Students from Stour Valley Community School join countryside expert Neil Catchpole (left) to do some dead hedging at Clare Castle Country Park
Students from Stour Valley Community School join countryside expert Neil Catchpole (left) to do some dead hedging at Clare Castle Country Park

Year 10 students at Stour Valley Community School in Clare have been getting closer to nature through a five month programme of study in Clare Castle Country Park.

Team building, use of tools, crafting dead hedges and learning about outdoor cooking are just some of the things students have learned from Neil Catchpole, a former countryside officer who helps to manage the park.

Neil said: “It was a great pleasure, once again, to work with the staff and students from the school.

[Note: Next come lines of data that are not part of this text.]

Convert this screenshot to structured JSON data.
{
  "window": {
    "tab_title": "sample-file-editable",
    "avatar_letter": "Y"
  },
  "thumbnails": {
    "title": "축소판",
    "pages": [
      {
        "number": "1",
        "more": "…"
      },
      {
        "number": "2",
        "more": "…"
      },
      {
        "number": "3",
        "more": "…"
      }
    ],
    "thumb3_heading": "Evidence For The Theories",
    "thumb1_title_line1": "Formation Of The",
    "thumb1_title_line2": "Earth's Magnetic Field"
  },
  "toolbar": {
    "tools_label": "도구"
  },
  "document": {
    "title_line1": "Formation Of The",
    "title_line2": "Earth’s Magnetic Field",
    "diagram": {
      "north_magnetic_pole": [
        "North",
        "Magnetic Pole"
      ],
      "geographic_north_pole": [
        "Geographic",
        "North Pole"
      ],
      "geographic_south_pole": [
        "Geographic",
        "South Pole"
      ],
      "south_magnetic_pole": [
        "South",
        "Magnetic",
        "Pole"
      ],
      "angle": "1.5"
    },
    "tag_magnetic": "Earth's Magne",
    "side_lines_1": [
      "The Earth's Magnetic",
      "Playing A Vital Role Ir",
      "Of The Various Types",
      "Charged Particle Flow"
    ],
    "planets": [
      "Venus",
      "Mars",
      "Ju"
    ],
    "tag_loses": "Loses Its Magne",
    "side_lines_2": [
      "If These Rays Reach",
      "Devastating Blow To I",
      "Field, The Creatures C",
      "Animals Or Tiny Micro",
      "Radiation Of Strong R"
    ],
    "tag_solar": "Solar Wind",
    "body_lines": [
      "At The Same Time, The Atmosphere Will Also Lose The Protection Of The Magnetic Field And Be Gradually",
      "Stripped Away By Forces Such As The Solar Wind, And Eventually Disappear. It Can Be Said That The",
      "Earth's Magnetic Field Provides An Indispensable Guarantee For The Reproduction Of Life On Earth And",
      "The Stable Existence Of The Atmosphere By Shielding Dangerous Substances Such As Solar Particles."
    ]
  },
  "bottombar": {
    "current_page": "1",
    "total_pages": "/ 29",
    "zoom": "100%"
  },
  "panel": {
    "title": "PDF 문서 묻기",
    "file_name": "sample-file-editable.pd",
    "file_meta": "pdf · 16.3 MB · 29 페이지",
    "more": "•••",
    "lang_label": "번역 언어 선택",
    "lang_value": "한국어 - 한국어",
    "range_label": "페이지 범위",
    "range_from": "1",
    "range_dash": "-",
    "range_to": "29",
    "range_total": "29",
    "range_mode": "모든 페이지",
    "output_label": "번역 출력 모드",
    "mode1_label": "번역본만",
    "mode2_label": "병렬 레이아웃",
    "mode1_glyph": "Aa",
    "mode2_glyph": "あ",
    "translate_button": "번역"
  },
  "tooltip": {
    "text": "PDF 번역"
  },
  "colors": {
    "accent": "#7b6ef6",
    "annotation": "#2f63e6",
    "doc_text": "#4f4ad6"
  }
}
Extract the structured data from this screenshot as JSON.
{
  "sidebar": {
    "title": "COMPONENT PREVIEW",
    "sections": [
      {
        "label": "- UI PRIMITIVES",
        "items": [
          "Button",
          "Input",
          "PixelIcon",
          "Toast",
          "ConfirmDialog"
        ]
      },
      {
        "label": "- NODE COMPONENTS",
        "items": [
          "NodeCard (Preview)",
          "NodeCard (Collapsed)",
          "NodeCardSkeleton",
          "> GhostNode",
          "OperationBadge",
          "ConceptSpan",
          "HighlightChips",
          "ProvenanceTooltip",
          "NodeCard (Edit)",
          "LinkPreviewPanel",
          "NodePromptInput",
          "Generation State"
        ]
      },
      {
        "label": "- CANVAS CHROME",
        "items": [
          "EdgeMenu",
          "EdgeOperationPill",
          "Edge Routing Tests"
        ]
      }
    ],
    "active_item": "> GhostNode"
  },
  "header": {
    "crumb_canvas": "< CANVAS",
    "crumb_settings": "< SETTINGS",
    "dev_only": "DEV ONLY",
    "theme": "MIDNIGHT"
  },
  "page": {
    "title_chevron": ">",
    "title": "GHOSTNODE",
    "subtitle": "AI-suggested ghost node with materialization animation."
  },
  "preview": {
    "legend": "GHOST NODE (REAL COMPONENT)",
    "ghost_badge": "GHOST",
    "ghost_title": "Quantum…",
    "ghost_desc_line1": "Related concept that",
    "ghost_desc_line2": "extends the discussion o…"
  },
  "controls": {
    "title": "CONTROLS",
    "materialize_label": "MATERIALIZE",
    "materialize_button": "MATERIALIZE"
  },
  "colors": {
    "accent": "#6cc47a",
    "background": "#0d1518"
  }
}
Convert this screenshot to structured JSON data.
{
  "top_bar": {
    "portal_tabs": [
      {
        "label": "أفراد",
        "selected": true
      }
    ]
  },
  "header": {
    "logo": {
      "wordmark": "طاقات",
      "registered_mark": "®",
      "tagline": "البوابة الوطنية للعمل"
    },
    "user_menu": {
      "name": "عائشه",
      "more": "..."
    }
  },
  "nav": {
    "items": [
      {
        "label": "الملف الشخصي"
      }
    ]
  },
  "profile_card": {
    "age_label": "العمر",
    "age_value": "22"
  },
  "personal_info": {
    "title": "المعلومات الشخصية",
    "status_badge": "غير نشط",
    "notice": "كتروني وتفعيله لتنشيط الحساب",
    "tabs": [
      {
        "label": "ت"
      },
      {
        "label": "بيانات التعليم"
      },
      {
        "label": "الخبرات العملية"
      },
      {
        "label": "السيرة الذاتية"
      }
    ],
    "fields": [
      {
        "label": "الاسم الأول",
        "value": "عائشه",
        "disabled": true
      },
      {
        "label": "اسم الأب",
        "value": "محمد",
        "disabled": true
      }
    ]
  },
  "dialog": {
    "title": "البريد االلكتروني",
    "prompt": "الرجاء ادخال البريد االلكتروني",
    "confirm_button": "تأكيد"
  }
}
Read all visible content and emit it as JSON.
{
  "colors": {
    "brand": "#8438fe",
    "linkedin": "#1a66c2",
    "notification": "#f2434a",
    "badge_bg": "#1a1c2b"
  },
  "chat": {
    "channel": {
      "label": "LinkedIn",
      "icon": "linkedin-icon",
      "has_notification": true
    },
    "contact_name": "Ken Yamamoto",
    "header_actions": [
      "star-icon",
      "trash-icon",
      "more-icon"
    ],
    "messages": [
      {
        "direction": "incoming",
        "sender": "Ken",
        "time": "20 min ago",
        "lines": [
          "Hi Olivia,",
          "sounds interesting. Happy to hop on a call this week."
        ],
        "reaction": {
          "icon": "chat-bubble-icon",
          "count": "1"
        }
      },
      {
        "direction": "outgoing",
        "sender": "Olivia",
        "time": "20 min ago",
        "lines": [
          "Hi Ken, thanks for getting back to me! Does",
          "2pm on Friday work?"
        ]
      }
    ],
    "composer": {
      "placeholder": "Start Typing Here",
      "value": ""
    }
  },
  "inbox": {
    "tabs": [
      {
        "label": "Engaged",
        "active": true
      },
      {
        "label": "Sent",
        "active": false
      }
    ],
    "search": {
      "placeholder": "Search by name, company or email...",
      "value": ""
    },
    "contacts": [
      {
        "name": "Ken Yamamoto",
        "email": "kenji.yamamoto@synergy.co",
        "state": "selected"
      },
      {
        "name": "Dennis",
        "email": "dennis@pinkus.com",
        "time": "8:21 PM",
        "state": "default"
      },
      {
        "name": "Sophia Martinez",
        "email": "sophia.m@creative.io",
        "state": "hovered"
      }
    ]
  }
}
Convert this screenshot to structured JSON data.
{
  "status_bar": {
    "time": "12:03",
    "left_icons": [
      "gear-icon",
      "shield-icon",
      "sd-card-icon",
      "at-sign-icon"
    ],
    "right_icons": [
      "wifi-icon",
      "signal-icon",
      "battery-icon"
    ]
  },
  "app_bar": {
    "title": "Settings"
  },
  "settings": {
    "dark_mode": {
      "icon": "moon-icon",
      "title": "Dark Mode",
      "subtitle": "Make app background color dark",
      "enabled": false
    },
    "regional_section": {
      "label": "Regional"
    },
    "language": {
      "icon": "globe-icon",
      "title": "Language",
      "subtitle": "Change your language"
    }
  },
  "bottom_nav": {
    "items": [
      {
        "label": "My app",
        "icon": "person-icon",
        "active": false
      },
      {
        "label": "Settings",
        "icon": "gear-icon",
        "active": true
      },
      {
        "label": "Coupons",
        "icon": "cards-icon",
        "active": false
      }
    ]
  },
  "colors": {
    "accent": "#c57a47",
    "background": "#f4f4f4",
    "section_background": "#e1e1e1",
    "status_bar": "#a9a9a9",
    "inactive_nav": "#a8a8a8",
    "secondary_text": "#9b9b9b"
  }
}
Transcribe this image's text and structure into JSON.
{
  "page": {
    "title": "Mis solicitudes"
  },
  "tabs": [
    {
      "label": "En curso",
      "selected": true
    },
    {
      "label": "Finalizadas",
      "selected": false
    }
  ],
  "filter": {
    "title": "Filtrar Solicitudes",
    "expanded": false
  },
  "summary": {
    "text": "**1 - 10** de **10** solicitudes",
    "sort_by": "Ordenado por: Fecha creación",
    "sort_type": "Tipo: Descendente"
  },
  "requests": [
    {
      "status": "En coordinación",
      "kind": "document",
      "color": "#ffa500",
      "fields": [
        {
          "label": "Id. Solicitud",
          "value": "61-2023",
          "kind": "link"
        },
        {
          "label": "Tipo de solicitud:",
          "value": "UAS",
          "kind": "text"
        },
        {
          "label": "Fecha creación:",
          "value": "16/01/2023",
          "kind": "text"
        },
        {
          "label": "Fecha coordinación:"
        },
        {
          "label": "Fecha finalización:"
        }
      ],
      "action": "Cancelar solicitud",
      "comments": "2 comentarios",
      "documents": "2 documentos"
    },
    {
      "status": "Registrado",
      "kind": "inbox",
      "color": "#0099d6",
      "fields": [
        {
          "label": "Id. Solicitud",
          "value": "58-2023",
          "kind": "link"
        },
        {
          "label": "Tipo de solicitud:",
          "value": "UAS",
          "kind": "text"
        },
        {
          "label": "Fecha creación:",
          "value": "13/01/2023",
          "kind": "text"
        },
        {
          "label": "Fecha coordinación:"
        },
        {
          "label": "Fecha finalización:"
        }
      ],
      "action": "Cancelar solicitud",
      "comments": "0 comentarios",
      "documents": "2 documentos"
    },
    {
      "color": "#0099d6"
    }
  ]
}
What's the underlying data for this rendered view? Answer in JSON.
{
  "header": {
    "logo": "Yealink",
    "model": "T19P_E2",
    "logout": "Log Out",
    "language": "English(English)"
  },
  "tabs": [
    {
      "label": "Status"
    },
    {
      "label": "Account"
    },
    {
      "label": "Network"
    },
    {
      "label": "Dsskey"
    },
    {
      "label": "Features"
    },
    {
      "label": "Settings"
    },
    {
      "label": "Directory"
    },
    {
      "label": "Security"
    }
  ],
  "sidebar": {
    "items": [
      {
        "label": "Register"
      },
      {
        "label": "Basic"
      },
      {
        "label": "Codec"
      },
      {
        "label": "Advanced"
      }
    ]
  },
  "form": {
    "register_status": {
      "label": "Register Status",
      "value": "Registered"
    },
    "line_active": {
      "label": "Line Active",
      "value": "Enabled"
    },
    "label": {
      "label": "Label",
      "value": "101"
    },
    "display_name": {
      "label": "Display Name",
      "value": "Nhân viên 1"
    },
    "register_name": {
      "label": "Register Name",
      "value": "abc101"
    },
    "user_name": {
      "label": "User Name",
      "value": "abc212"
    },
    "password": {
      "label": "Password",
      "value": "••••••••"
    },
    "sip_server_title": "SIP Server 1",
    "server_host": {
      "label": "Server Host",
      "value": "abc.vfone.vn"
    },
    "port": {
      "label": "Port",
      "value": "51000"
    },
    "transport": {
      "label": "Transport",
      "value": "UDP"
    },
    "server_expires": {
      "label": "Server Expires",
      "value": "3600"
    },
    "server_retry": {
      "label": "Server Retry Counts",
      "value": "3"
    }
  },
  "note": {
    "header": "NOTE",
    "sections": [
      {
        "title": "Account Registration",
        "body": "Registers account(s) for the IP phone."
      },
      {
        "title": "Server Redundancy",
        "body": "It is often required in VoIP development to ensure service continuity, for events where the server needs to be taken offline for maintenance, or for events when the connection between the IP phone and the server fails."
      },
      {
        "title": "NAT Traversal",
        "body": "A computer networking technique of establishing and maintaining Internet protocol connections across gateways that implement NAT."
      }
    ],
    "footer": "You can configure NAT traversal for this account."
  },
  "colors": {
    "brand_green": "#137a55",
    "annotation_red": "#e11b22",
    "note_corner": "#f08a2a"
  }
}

“Especially rewarding was the willow coppicing task when, after basic instruction, the students were able to organise themselves into a hard-working team, cutting the willow and bundling it up using the knots I had shown them, without any further help or interference from me.

“True team-work, showing how far their skills and co-operation with each other had developed over the course of  their time with us in the park.”

Clare Castle Country Park now has a programme of activities designed for students aged ten to 16 that helps them understand how the countryside needs to be managed in order to create habitats and enhance wildlife.

Each of the activities from river management to outdoor cooking are designed to ensure that students learn new skills and how to work together effectively as a team.

Kate Terry, Trustee of the Clare Castle Country Park said, “It’s all part of the process of getting out of the normal classroom environment and actively working within the countryside.

“Students have really benefitted from working with skilled countrymen like Neil Catchpole to understand how to manage the countryside sensitively and enjoy working collaboratively with others.”

Students began their study in the cold and darker days of February where they began to create dead hedge within the inner bailey trees.

In April, they learned how to coppice and use willow, creating a willow hut within the park and carving cooking utensils.

With the warmer weather in May, students learned how to cook outdoors on an open fire and enjoyed the fruits of their labour.

Claire Cutter who leads this study programme at Stour Valley Community School said: “Spending time with countrymen like Neil Catchpole really helps the students appreciate the skills and knowledge required to manage the countryside.”